(Excerpts from a dataset)
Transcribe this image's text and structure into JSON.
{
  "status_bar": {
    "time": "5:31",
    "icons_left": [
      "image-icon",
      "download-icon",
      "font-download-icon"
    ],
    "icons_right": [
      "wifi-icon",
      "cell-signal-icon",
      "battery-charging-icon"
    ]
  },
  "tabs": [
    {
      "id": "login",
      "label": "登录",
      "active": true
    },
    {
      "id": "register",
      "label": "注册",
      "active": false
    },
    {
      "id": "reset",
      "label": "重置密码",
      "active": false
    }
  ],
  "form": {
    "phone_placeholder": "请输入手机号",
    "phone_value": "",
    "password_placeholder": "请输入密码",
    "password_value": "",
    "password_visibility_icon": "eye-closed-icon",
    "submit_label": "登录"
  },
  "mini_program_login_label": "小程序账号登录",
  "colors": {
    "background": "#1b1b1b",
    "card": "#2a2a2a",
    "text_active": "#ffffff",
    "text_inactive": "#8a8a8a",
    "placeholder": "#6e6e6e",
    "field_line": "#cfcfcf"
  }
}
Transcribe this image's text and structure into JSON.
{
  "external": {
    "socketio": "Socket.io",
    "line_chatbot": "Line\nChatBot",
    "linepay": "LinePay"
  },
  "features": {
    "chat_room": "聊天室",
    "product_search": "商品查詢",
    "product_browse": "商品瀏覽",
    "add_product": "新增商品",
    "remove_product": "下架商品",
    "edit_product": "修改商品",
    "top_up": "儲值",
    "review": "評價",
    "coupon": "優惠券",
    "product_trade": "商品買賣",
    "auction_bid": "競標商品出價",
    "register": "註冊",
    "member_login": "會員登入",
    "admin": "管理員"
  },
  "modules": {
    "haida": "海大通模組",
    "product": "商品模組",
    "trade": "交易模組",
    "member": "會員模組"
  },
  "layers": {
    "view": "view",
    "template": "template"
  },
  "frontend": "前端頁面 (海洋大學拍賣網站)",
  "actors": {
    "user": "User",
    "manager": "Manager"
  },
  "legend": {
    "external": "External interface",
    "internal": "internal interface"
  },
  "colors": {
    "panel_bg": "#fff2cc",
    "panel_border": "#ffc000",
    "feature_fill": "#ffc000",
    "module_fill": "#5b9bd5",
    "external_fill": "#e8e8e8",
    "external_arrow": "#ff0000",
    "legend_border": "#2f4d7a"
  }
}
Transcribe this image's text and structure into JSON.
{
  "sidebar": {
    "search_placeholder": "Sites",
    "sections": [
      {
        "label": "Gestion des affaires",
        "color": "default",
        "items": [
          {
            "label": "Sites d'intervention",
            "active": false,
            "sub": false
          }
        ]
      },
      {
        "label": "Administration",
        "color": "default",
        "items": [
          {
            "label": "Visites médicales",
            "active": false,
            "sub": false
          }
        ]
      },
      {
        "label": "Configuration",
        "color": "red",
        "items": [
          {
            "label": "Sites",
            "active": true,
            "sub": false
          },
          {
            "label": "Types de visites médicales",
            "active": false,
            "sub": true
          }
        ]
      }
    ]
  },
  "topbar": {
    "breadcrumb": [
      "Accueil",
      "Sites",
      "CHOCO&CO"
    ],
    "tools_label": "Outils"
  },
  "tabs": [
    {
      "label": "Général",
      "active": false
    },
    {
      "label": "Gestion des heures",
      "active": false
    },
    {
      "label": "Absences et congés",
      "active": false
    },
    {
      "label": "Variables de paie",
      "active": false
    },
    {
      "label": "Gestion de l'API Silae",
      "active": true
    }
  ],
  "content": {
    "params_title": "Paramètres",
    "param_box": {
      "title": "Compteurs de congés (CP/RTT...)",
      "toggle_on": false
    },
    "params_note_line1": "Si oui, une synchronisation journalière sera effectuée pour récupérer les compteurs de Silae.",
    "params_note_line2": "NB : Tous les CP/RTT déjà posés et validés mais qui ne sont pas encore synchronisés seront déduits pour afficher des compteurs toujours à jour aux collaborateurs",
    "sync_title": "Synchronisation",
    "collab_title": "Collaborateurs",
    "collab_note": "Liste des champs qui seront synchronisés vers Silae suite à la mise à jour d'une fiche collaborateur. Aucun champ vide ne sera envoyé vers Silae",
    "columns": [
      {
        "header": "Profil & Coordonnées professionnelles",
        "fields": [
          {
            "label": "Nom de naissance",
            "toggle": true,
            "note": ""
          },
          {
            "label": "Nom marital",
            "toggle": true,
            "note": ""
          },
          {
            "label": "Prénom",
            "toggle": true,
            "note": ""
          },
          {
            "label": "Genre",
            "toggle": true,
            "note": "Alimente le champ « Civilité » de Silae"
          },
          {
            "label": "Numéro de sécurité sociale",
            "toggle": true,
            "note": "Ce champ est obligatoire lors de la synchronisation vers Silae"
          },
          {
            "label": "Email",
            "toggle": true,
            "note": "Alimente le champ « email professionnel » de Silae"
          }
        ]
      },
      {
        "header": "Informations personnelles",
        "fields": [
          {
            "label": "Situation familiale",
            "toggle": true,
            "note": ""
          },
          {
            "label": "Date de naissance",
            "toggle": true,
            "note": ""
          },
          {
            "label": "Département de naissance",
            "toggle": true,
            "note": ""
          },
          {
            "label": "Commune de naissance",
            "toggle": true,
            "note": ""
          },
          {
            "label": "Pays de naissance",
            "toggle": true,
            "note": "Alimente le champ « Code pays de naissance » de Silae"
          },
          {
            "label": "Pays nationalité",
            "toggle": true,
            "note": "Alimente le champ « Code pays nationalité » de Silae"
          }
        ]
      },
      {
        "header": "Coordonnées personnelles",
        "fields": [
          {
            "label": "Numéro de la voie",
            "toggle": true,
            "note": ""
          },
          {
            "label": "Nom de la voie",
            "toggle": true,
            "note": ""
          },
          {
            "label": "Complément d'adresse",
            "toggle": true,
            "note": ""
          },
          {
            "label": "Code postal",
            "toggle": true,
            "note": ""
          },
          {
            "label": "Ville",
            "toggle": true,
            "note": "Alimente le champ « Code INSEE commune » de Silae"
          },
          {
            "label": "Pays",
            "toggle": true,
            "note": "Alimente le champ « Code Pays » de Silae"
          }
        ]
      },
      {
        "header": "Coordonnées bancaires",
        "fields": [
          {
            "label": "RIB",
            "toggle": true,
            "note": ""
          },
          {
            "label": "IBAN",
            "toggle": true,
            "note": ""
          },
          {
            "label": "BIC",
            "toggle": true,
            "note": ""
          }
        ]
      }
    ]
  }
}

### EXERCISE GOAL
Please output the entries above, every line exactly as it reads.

### THE ANSWER
Transcribe this image's text and structure into JSON.
{
  "status_bar": {
    "time": "5:31",
    "icons_left": [
      "image-icon",
      "download-icon",
      "font-download-icon"
    ],
    "icons_right": [
      "wifi-icon",
      "cell-signal-icon",
      "battery-charging-icon"
    ]
  },
  "tabs": [
    {
      "id": "login",
      "label": "登录",
      "active": true
    },
    {
      "id": "register",
      "label": "注册",
      "active": false
    },
    {
      "id": "reset",
      "label": "重置密码",
      "active": false
    }
  ],
  "form": {
    "phone_placeholder": "请输入手机号",
    "phone_value": "",
    "password_placeholder": "请输入密码",
    "password_value": "",
    "password_visibility_icon": "eye-closed-icon",
    "submit_label": "登录"
  },
  "mini_program_login_label": "小程序账号登录",
  "colors": {
    "background": "#1b1b1b",
    "card": "#2a2a2a",
    "text_active": "#ffffff",
    "text_inactive": "#8a8a8a",
    "placeholder": "#6e6e6e",
    "field_line": "#cfcfcf"
  }
}
Transcribe this image's text and structure into JSON.
{
  "external": {
    "socketio": "Socket.io",
    "line_chatbot": "Line\nChatBot",
    "linepay": "LinePay"
  },
  "features": {
    "chat_room": "聊天室",
    "product_search": "商品查詢",
    "product_browse": "商品瀏覽",
    "add_product": "新增商品",
    "remove_product": "下架商品",
    "edit_product": "修改商品",
    "top_up": "儲值",
    "review": "評價",
    "coupon": "優惠券",
    "product_trade": "商品買賣",
    "auction_bid": "競標商品出價",
    "register": "註冊",
    "member_login": "會員登入",
    "admin": "管理員"
  },
  "modules": {
    "haida": "海大通模組",
    "product": "商品模組",
    "trade": "交易模組",
    "member": "會員模組"
  },
  "layers": {
    "view": "view",
    "template": "template"
  },
  "frontend": "前端頁面 (海洋大學拍賣網站)",
  "actors": {
    "user": "User",
    "manager": "Manager"
  },
  "legend": {
    "external": "External interface",
    "internal": "internal interface"
  },
  "colors": {
    "panel_bg": "#fff2cc",
    "panel_border": "#ffc000",
    "feature_fill": "#ffc000",
    "module_fill": "#5b9bd5",
    "external_fill": "#e8e8e8",
    "external_arrow": "#ff0000",
    "legend_border": "#2f4d7a"
  }
}
Transcribe this image's text and structure into JSON.
{
  "sidebar": {
    "search_placeholder": "Sites",
    "sections": [
      {
        "label": "Gestion des affaires",
        "color": "default",
        "items": [
          {
            "label": "Sites d'intervention",
            "active": false,
            "sub": false
          }
        ]
      },
      {
        "label": "Administration",
        "color": "default",
        "items": [
          {
            "label": "Visites médicales",
            "active": false,
            "sub": false
          }
        ]
      },
      {
        "label": "Configuration",
        "color": "red",
        "items": [
          {
            "label": "Sites",
            "active": true,
            "sub": false
          },
          {
            "label": "Types de visites médicales",
            "active": false,
            "sub": true
          }
        ]
      }
    ]
  },
  "topbar": {
    "breadcrumb": [
      "Accueil",
      "Sites",
      "CHOCO&CO"
    ],
    "tools_label": "Outils"
  },
  "tabs": [
    {
      "label": "Général",
      "active": false
    },
    {
      "label": "Gestion des heures",
      "active": false
    },
    {
      "label": "Absences et congés",
      "active": false
    },
    {
      "label": "Variables de paie",
      "active": false
    },
    {
      "label": "Gestion de l'API Silae",
      "active": true
    }
  ],
  "content": {
    "params_title": "Paramètres",
    "param_box": {
      "title": "Compteurs de congés (CP/RTT...)",
      "toggle_on": false
    },
    "params_note_line1": "Si oui, une synchronisation journalière sera effectuée pour récupérer les compteurs de Silae.",
    "params_note_line2": "NB : Tous les CP/RTT déjà posés et validés mais qui ne sont pas encore synchronisés seront déduits pour afficher des compteurs toujours à jour aux collaborateurs",
    "sync_title": "Synchronisation",
    "collab_title": "Collaborateurs",
    "collab_note": "Liste des champs qui seront synchronisés vers Silae suite à la mise à jour d'une fiche collaborateur. Aucun champ vide ne sera envoyé vers Silae",
    "columns": [
      {
        "header": "Profil & Coordonnées professionnelles",
        "fields": [
          {
            "label": "Nom de naissance",
            "toggle": true,
            "note": ""
          },
          {
            "label": "Nom marital",
            "toggle": true,
            "note": ""
          },
          {
            "label": "Prénom",
            "toggle": true,
            "note": ""
          },
          {
            "label": "Genre",
            "toggle": true,
            "note": "Alimente le champ « Civilité » de Silae"
          },
          {
            "label": "Numéro de sécurité sociale",
            "toggle": true,
            "note": "Ce champ est obligatoire lors de la synchronisation vers Silae"
          },
          {
            "label": "Email",
            "toggle": true,
            "note": "Alimente le champ « email professionnel » de Silae"
          }
        ]
      },
      {
        "header": "Informations personnelles",
        "fields": [
          {
            "label": "Situation familiale",
            "toggle": true,
            "note": ""
          },
          {
            "label": "Date de naissance",
            "toggle": true,
            "note": ""
          },
          {
            "label": "Département de naissance",
            "toggle": true,
            "note": ""
          },
          {
            "label": "Commune de naissance",
            "toggle": true,
            "note": ""
          },
          {
            "label": "Pays de naissance",
            "toggle": true,
            "note": "Alimente le champ « Code pays de naissance » de Silae"
          },
          {
            "label": "Pays nationalité",
            "toggle": true,
            "note": "Alimente le champ « Code pays nationalité » de Silae"
          }
        ]
      },
      {
        "header": "Coordonnées personnelles",
        "fields": [
          {
            "label": "Numéro de la voie",
            "toggle": true,
            "note": ""
          },
          {
            "label": "Nom de la voie",
            "toggle": true,
            "note": ""
          },
          {
            "label": "Complément d'adresse",
            "toggle": true,
            "note": ""
          },
          {
            "label": "Code postal",
            "toggle": true,
            "note": ""
          },
          {
            "label": "Ville",
            "toggle": true,
            "note": "Alimente le champ « Code INSEE commune » de Silae"
          },
          {
            "label": "Pays",
            "toggle": true,
            "note": "Alimente le champ « Code Pays » de Silae"
          }
        ]
      },
      {
        "header": "Coordonnées bancaires",
        "fields": [
          {
            "label": "RIB",
            "toggle": true,
            "note": ""
          },
          {
            "label": "IBAN",
            "toggle": true,
            "note": ""
          },
          {
            "label": "BIC",
            "toggle": true,
            "note": ""
          }
        ]
      }
    ]
  }
}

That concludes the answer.